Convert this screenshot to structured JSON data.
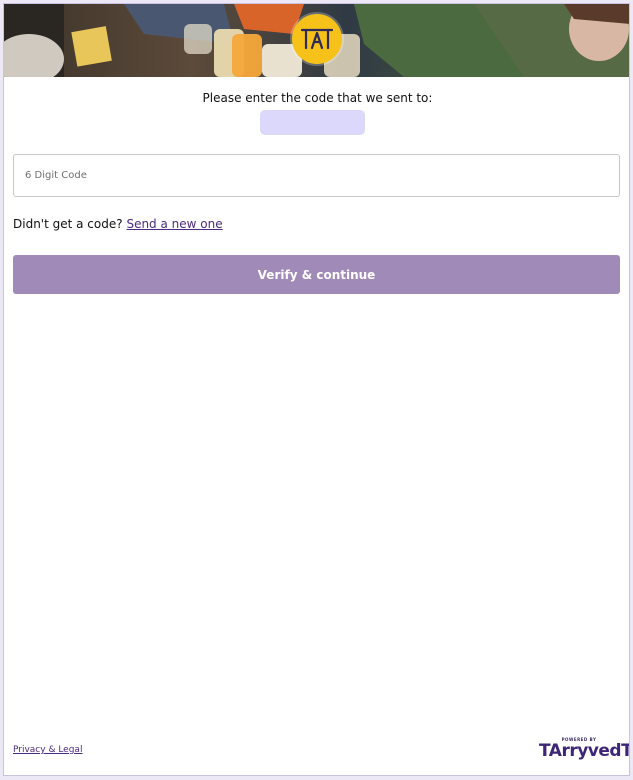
{
  "header": {
    "logo_text": "TAT",
    "hero_image": "people clinking beer glasses"
  },
  "verify": {
    "prompt": "Please enter the code that we sent to:",
    "masked_contact": "",
    "code_placeholder": "6 Digit Code",
    "code_value": "",
    "resend_prefix": "Didn't get a code?",
    "resend_link": "Send a new one",
    "submit_label": "Verify & continue"
  },
  "footer": {
    "privacy_label": "Privacy & Legal",
    "powered_by": "POWERED BY",
    "brand": "Arryved"
  },
  "colors": {
    "accent": "#a08ab8",
    "link": "#4b2a84",
    "logo": "#f6c21a",
    "masked_box": "#dcd8fb"
  }
}
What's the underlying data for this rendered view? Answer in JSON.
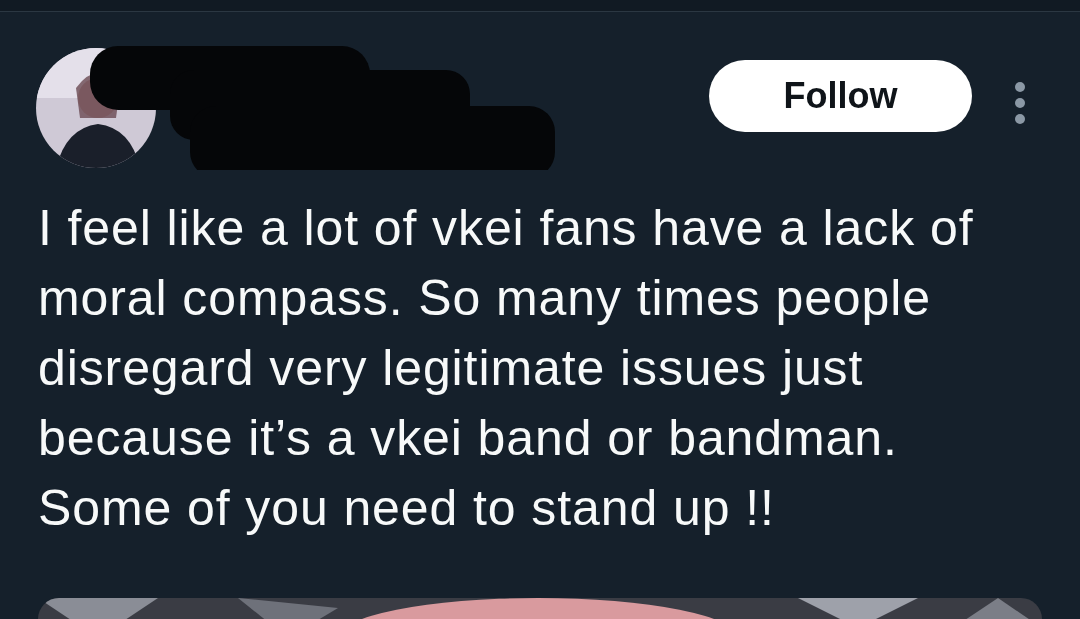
{
  "post": {
    "author": {
      "redacted": true
    },
    "follow_button": {
      "label": "Follow"
    },
    "text": "I feel like a lot of vkei fans have a lack of\nmoral compass. So many times people\ndisregard very legitimate issues just\nbecause it’s a vkei band or bandman.\nSome of you need to stand up !!"
  }
}
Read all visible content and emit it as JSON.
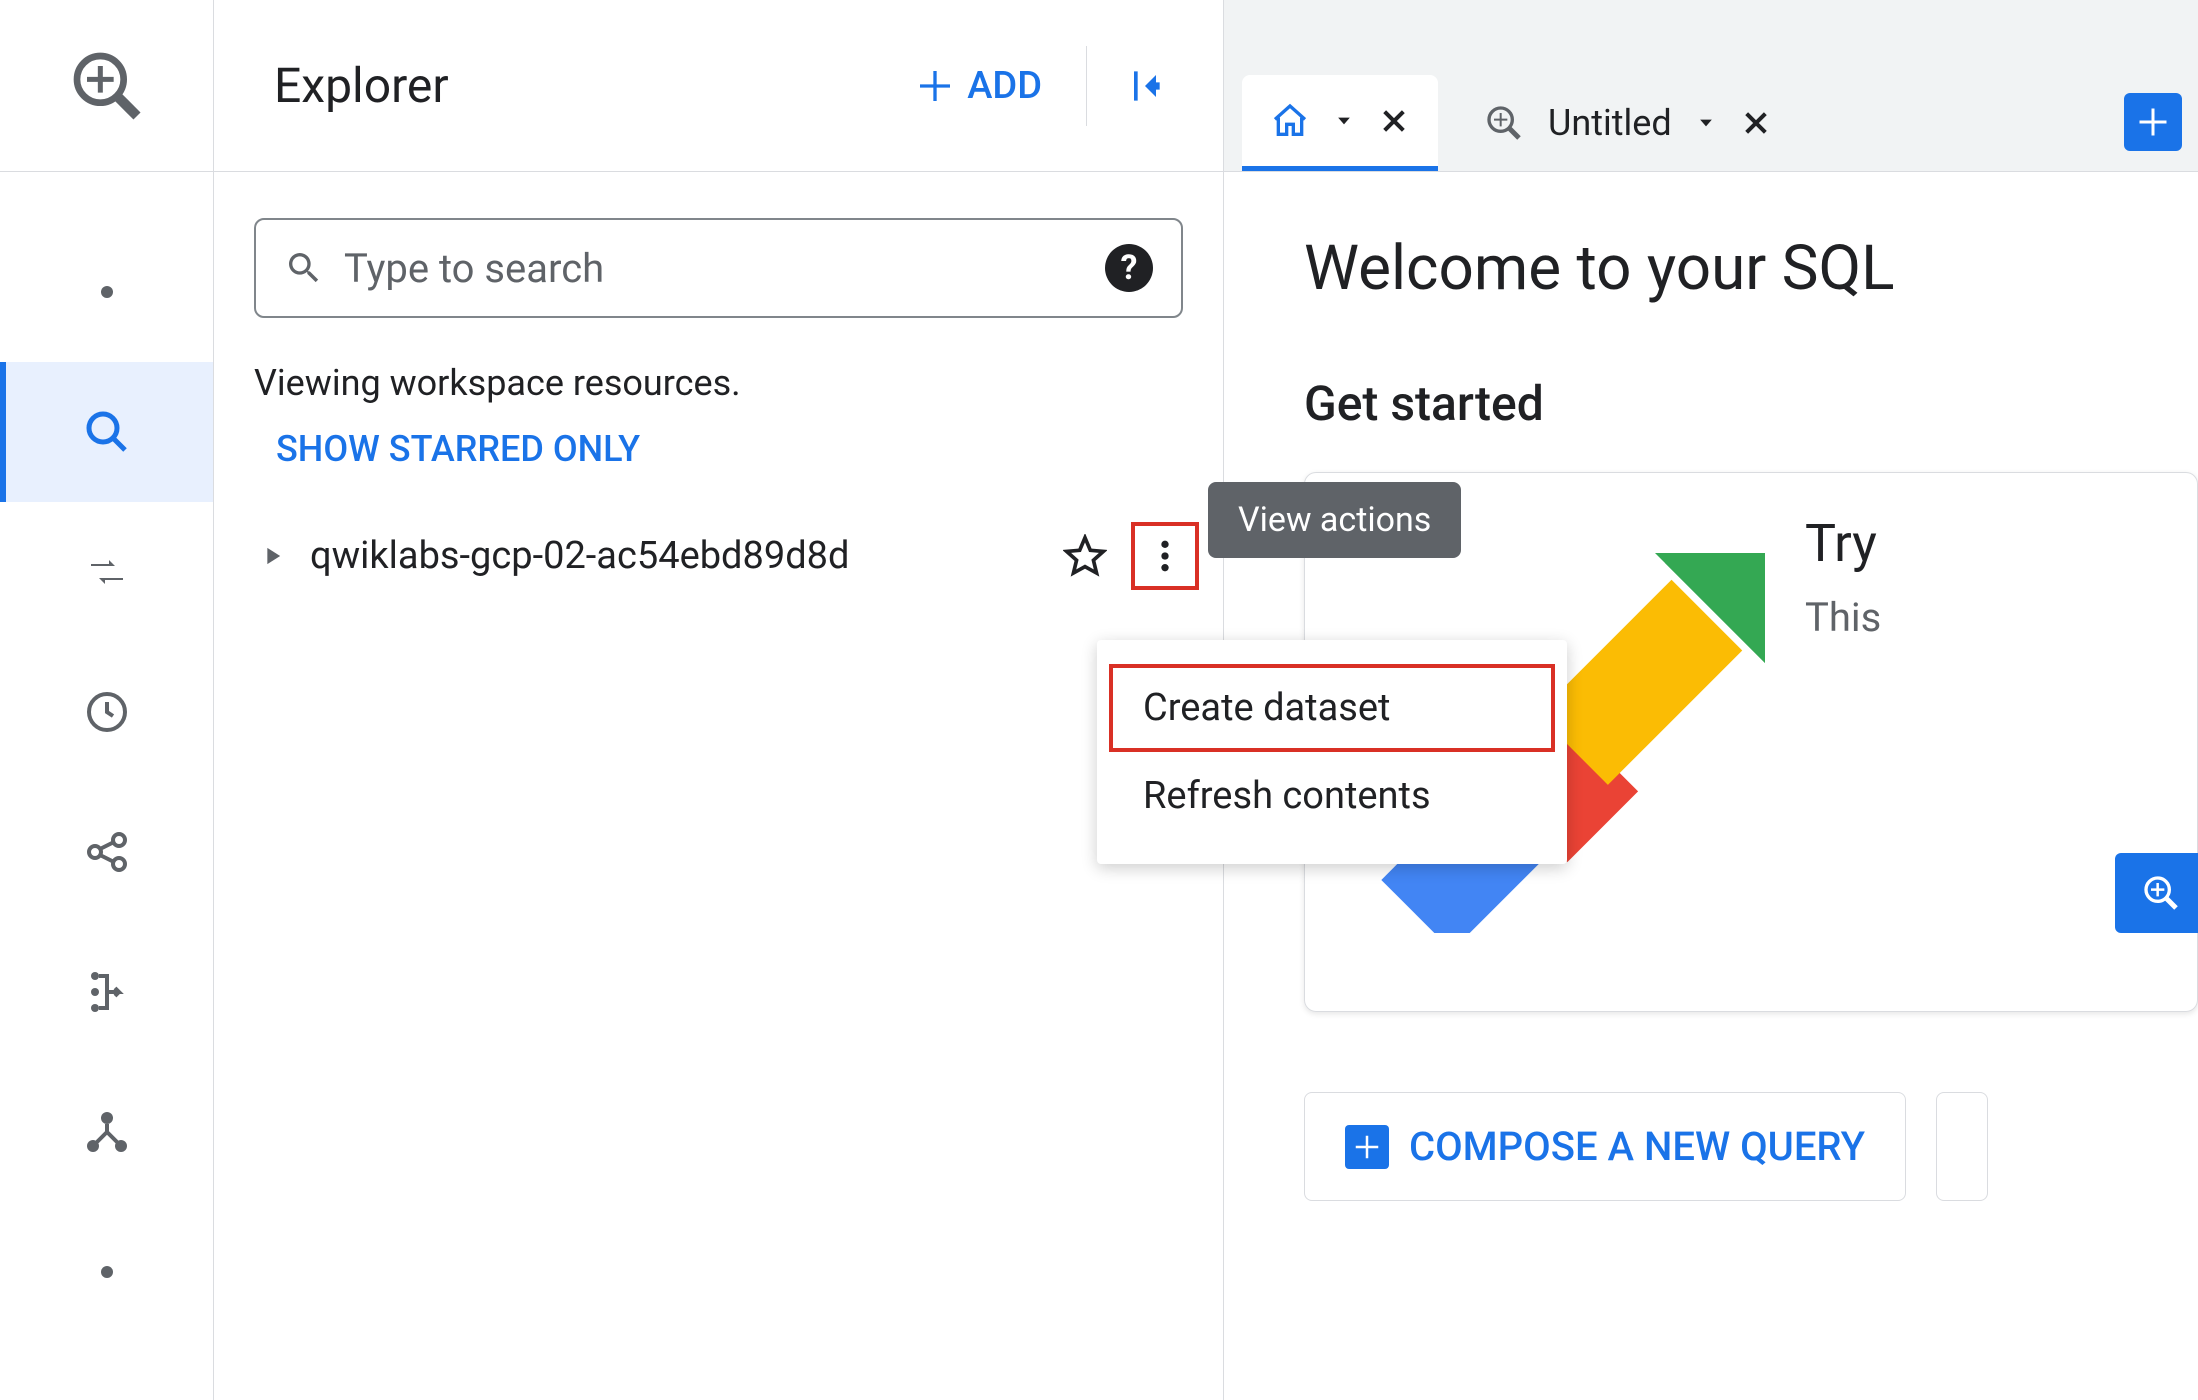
{
  "explorer": {
    "title": "Explorer",
    "add_label": "ADD",
    "search_placeholder": "Type to search",
    "resources_text": "Viewing workspace resources.",
    "starred_link": "SHOW STARRED ONLY",
    "project_name": "qwiklabs-gcp-02-ac54ebd89d8d"
  },
  "tooltip": {
    "view_actions": "View actions"
  },
  "context_menu": {
    "create_dataset": "Create dataset",
    "refresh_contents": "Refresh contents"
  },
  "tabs": {
    "untitled_label": "Untitled"
  },
  "main": {
    "welcome_title": "Welcome to your SQL",
    "get_started": "Get started",
    "card_title": "Try",
    "card_sub": "This",
    "compose_label": "COMPOSE A NEW QUERY"
  }
}
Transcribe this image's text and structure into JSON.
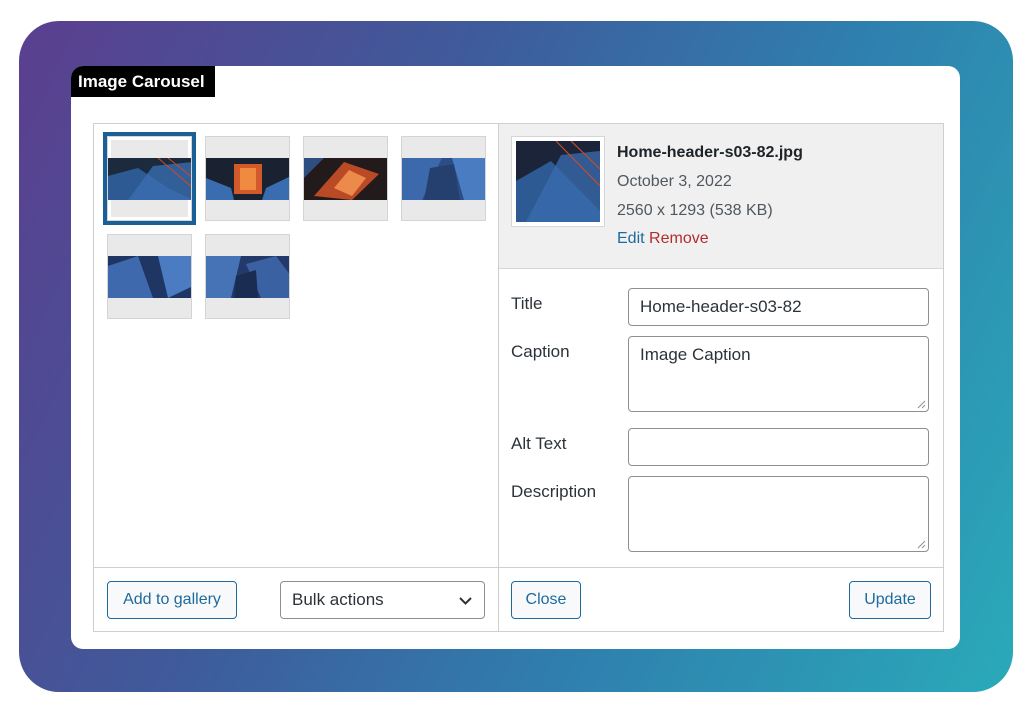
{
  "widget_title": "Image Carousel",
  "gallery": {
    "thumbnails": [
      {
        "name": "thumb-1",
        "selected": true
      },
      {
        "name": "thumb-2",
        "selected": false
      },
      {
        "name": "thumb-3",
        "selected": false
      },
      {
        "name": "thumb-4",
        "selected": false
      },
      {
        "name": "thumb-5",
        "selected": false
      },
      {
        "name": "thumb-6",
        "selected": false
      }
    ],
    "add_button": "Add to gallery",
    "bulk_select": {
      "value": "Bulk actions",
      "icon": "chevron-down-icon"
    }
  },
  "details": {
    "filename": "Home-header-s03-82.jpg",
    "date": "October 3, 2022",
    "dimensions": "2560 x 1293 (538 KB)",
    "edit_link": "Edit",
    "remove_link": "Remove",
    "fields": {
      "title_label": "Title",
      "title_value": "Home-header-s03-82",
      "caption_label": "Caption",
      "caption_value": "Image Caption",
      "alt_label": "Alt Text",
      "alt_value": "",
      "description_label": "Description",
      "description_value": ""
    },
    "close_button": "Close",
    "update_button": "Update"
  },
  "colors": {
    "accent": "#1e6a9c",
    "remove": "#b32d2e",
    "selection": "#1a5f95"
  }
}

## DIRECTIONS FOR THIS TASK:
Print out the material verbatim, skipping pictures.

## RESULT OF THIS EXERCISE:
Convert this screenshot to structured JSON data.
{
  "header": {
    "logo_text": "TAT",
    "hero_image": "people clinking beer glasses"
  },
  "verify": {
    "prompt": "Please enter the code that we sent to:",
    "masked_contact": "",
    "code_placeholder": "6 Digit Code",
    "code_value": "",
    "resend_prefix": "Didn't get a code?",
    "resend_link": "Send a new one",
    "submit_label": "Verify & continue"
  },
  "footer": {
    "privacy_label": "Privacy & Legal",
    "powered_by": "POWERED BY",
    "brand": "Arryved"
  },
  "colors": {
    "accent": "#a08ab8",
    "link": "#4b2a84",
    "logo": "#f6c21a",
    "masked_box": "#dcd8fb"
  }
}
What's the underlying data for this rendered view? Answer in JSON.
{
  "post": {
    "author": {
      "redacted": true
    },
    "follow_button": {
      "label": "Follow"
    },
    "text": "I feel like a lot of vkei fans have a lack of\nmoral compass. So many times people\ndisregard very legitimate issues just\nbecause it’s a vkei band or bandman.\nSome of you need to stand up !!"
  }
}
Read all visible content and emit it as JSON.
{
  "explorer": {
    "title": "Explorer",
    "add_label": "ADD",
    "search_placeholder": "Type to search",
    "resources_text": "Viewing workspace resources.",
    "starred_link": "SHOW STARRED ONLY",
    "project_name": "qwiklabs-gcp-02-ac54ebd89d8d"
  },
  "tooltip": {
    "view_actions": "View actions"
  },
  "context_menu": {
    "create_dataset": "Create dataset",
    "refresh_contents": "Refresh contents"
  },
  "tabs": {
    "untitled_label": "Untitled"
  },
  "main": {
    "welcome_title": "Welcome to your SQL",
    "get_started": "Get started",
    "card_title": "Try",
    "card_sub": "This",
    "compose_label": "COMPOSE A NEW QUERY"
  }
}
Transcribe this image's text and structure into JSON.
{
  "widget_title": "Image Carousel",
  "gallery": {
    "thumbnails": [
      {
        "name": "thumb-1",
        "selected": true
      },
      {
        "name": "thumb-2",
        "selected": false
      },
      {
        "name": "thumb-3",
        "selected": false
      },
      {
        "name": "thumb-4",
        "selected": false
      },
      {
        "name": "thumb-5",
        "selected": false
      },
      {
        "name": "thumb-6",
        "selected": false
      }
    ],
    "add_button": "Add to gallery",
    "bulk_select": {
      "value": "Bulk actions",
      "icon": "chevron-down-icon"
    }
  },
  "details": {
    "filename": "Home-header-s03-82.jpg",
    "date": "October 3, 2022",
    "dimensions": "2560 x 1293 (538 KB)",
    "edit_link": "Edit",
    "remove_link": "Remove",
    "fields": {
      "title_label": "Title",
      "title_value": "Home-header-s03-82",
      "caption_label": "Caption",
      "caption_value": "Image Caption",
      "alt_label": "Alt Text",
      "alt_value": "",
      "description_label": "Description",
      "description_value": ""
    },
    "close_button": "Close",
    "update_button": "Update"
  },
  "colors": {
    "accent": "#1e6a9c",
    "remove": "#b32d2e",
    "selection": "#1a5f95"
  }
}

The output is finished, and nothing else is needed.